As the name implies, drug courts are specifically for persons with substance use disorders. These court programs offer individuals the opportunity to enter long-term drug treatment and agree to court supervision rather than receiving a jail sentence. The intensive program requires participants to maintain recovery, take on responsibilities, and work towards lifestyle changes. Under the supervision and authority of the court, their progress is monitored. Ultimately, drug courts reduce crime and affect real, positive change in people’s lives.
In traditional criminal court cases, defendants found guilty of drug charges are punished with long periods of incarceration. Drug court programs recognize that addiction is a chronic disease of the brain that affects behavior and impulse control. Therefore, drug court’s primary goal is not punishment, it is treatment for the disease. To motivate treatment, the court grants rewards for progress and sanctions for failure to meet program requirements.

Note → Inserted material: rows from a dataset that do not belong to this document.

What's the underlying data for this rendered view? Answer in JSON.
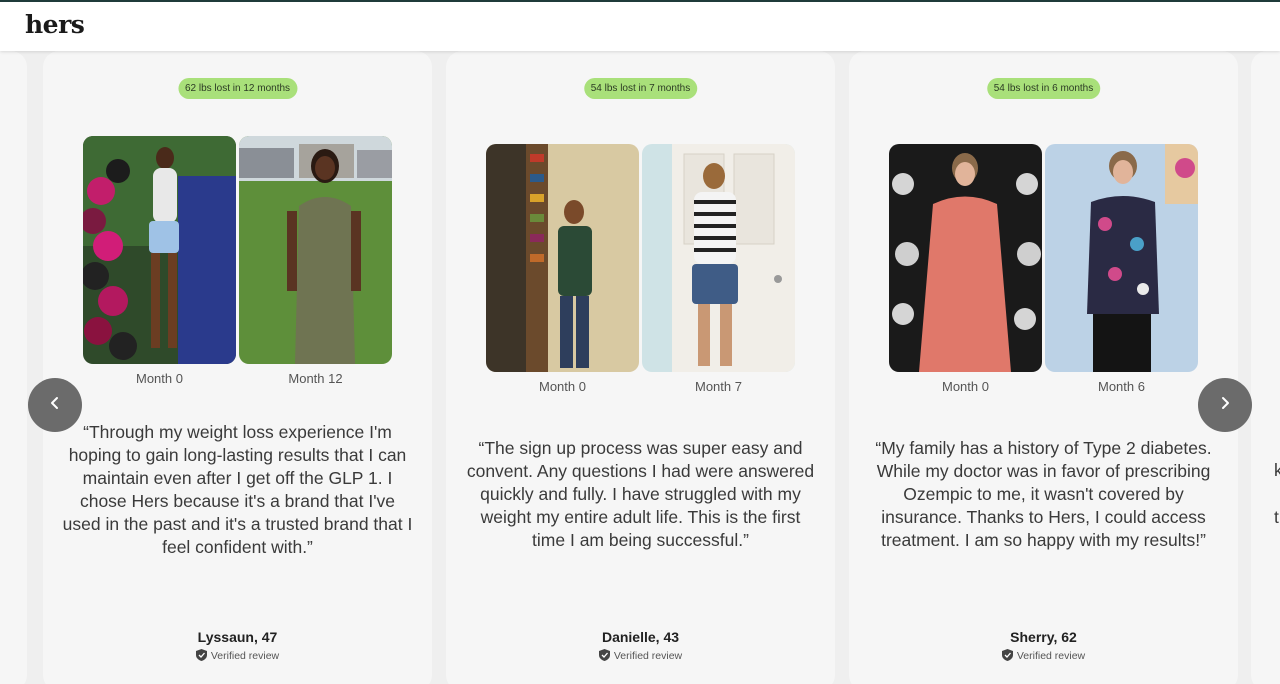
{
  "header": {
    "logo": "hers"
  },
  "carousel": {
    "prev_label": "Previous",
    "next_label": "Next",
    "cards": [
      {
        "badge": "62 lbs lost in 12 months",
        "before_label": "Month 0",
        "after_label": "Month 12",
        "quote": "“Through my weight loss experience I'm hoping to gain long-lasting results that I can maintain even after I get off the GLP 1. I chose Hers because it's a brand that I've used in the past and it's a trusted brand that I feel confident with.”",
        "name": "Lyssaun, 47",
        "verified": "Verified review"
      },
      {
        "badge": "54 lbs lost in 7 months",
        "before_label": "Month 0",
        "after_label": "Month 7",
        "quote": "“The sign up process was super easy and convent. Any questions I had were answered quickly and fully. I have struggled with my weight my entire adult life. This is the first time I am being successful.”",
        "name": "Danielle, 43",
        "verified": "Verified review"
      },
      {
        "badge": "54 lbs lost in 6 months",
        "before_label": "Month 0",
        "after_label": "Month 6",
        "quote": "“My family has a history of Type 2 diabetes. While my doctor was in favor of prescribing Ozempic to me, it wasn't covered by insurance. Thanks to Hers, I could access treatment. I am so happy with my results!”",
        "name": "Sherry, 62",
        "verified": "Verified review"
      }
    ],
    "peek_fragments": [
      "k",
      "t"
    ]
  },
  "colors": {
    "badge": "#a9e07a",
    "nav_button": "#6b6b6b",
    "card": "#f6f6f6",
    "topbar_border": "#1f3b3a"
  },
  "icons": {
    "prev": "chevron-left-icon",
    "next": "chevron-right-icon",
    "verified": "shield-check-icon"
  }
}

Drug court programs are for people charged with or convicted of criminal offenses, are likely to re-offend, and who are experiencing serious substance use disorders. There is no universal model for drug court programs but there are two common ways in which people enter drug court. In one model, defendants who meet eligibility requirements are diverted from traditional court proceedings into drug court prior to pleading to a charge. This is commonly called pre-trial or deferred prosecution. In another model, defendants who meet eligibility requirements plead guilty to their charges and their sentences are deferred or suspended while they participate in the drug court program. This model is referred to as post-adjudication.

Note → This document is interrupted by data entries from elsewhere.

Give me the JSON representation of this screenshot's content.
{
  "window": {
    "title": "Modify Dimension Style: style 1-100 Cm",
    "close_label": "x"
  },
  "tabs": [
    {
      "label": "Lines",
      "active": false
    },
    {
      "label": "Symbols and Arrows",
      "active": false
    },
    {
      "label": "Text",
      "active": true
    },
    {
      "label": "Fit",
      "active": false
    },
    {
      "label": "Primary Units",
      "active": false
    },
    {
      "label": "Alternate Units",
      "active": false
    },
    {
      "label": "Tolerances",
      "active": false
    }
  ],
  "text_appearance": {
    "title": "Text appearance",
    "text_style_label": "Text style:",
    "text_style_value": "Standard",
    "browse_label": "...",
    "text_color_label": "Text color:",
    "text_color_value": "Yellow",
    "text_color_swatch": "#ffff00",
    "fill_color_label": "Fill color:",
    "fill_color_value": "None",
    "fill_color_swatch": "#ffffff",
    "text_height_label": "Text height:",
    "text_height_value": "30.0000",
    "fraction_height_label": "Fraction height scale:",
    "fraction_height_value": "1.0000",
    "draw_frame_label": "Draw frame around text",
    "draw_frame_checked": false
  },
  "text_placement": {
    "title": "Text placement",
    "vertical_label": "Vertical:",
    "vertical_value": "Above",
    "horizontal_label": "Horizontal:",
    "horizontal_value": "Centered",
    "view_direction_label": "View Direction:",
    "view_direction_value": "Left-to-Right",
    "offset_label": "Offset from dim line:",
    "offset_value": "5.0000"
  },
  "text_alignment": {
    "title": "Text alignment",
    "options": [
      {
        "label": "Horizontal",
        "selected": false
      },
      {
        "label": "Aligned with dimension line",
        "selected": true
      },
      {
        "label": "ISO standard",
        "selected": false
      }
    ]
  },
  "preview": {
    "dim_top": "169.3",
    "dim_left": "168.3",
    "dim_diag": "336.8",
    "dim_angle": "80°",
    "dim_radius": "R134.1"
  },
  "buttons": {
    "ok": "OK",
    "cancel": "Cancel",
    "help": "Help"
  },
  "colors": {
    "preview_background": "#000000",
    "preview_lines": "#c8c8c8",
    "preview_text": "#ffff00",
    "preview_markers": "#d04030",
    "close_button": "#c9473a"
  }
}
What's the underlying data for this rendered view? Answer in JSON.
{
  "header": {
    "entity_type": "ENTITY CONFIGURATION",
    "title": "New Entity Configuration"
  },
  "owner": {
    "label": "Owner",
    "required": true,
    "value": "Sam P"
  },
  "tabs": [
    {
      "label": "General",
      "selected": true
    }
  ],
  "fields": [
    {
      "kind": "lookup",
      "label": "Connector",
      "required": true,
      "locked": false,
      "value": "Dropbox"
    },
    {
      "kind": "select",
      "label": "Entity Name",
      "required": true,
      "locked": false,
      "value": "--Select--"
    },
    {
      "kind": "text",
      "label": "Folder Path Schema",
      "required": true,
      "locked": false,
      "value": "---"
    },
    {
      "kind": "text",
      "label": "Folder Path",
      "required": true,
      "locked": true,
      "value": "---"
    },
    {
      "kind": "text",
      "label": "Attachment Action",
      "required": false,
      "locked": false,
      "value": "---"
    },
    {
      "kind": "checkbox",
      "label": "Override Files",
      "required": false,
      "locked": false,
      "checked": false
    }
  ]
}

Drug court programs often include:
Drug courts are operating with incredible success across the country. They are effective at getting people into treatment — a key step in long-term sobriety. People who complete drug court programs are significantly less likely to be arrested again, compared to those who are sentenced with traditional punishments. The most successful drug courts reduce recidivism by as much as 35 to 40 percent. Drug courts also are cost beneficial. The National Institute of Justice concluded from a decade-long study of a drug court that “reduced recidivism and other long-term program outcomes resulted in public savings of $6,744 on average per participant.”
Every state — as well as some federal districts — contain at least one drug court program. Since their inception in 1989, drug courts programs have expanded from serving just adults, to include juvenile drug treatment courts, DUI/DWI courts, family treatment courts, mental health courts, veterans treatment courts, tribal healing to wellness courts, and others.

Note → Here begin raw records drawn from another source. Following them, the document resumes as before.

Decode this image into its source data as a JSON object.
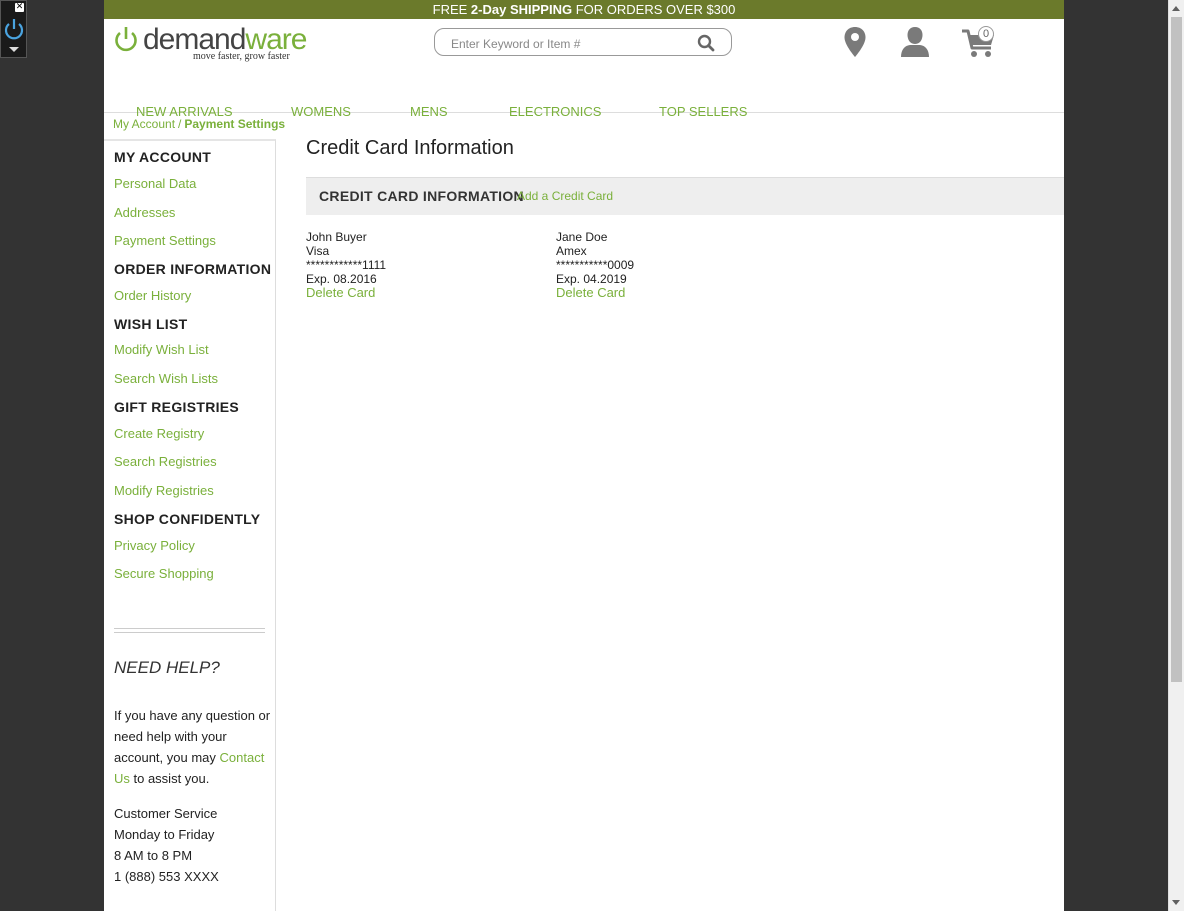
{
  "promo": {
    "prefix": "FREE",
    "bold": "2-Day SHIPPING",
    "suffix": "FOR ORDERS OVER $300"
  },
  "logo": {
    "word_demand": "demand",
    "word_ware": "ware",
    "tagline": "move faster, grow faster"
  },
  "search": {
    "placeholder": "Enter Keyword or Item #"
  },
  "cart": {
    "count": "0"
  },
  "nav": [
    "NEW ARRIVALS",
    "WOMENS",
    "MENS",
    "ELECTRONICS",
    "TOP SELLERS"
  ],
  "breadcrumb": {
    "parent": "My Account",
    "separator": "/",
    "current": "Payment Settings"
  },
  "sidebar": {
    "my_account": "MY ACCOUNT",
    "personal_data": "Personal Data",
    "addresses": "Addresses",
    "payment_settings": "Payment Settings",
    "order_information": "ORDER INFORMATION",
    "order_history": "Order History",
    "wish_list": "WISH LIST",
    "modify_wish_list": "Modify Wish List",
    "search_wish_lists": "Search Wish Lists",
    "gift_registries": "GIFT REGISTRIES",
    "create_registry": "Create Registry",
    "search_registries": "Search Registries",
    "modify_registries": "Modify Registries",
    "shop_confidently": "SHOP CONFIDENTLY",
    "privacy_policy": "Privacy Policy",
    "secure_shopping": "Secure Shopping"
  },
  "help": {
    "title": "NEED HELP?",
    "text_before": "If you have any question or need help with your account, you may ",
    "contact_link": "Contact Us",
    "text_after": " to assist you.",
    "cs_title": "Customer Service",
    "cs_days": "Monday to Friday",
    "cs_hours": "8 AM to 8 PM",
    "cs_phone": "1 (888) 553 XXXX"
  },
  "main": {
    "title": "Credit Card Information",
    "bar_title": "CREDIT CARD INFORMATION",
    "add_link": "Add a Credit Card"
  },
  "cards": [
    {
      "name": "John Buyer",
      "type": "Visa",
      "number": "************1111",
      "exp": "Exp. 08.2016",
      "delete": "Delete Card"
    },
    {
      "name": "Jane Doe",
      "type": "Amex",
      "number": "***********0009",
      "exp": "Exp. 04.2019",
      "delete": "Delete Card"
    }
  ],
  "colors": {
    "brand_green": "#7ab03b",
    "promo_bar": "#6b7a2b",
    "gutter": "#333333"
  }
}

Want to learn more? Be sure to check out the Office of Justice Programs’ most recent flyer on drug courts that outlines the differences between court types. In addition, it highlights the federal entities that exist to provide training and operational resources to treatment courts.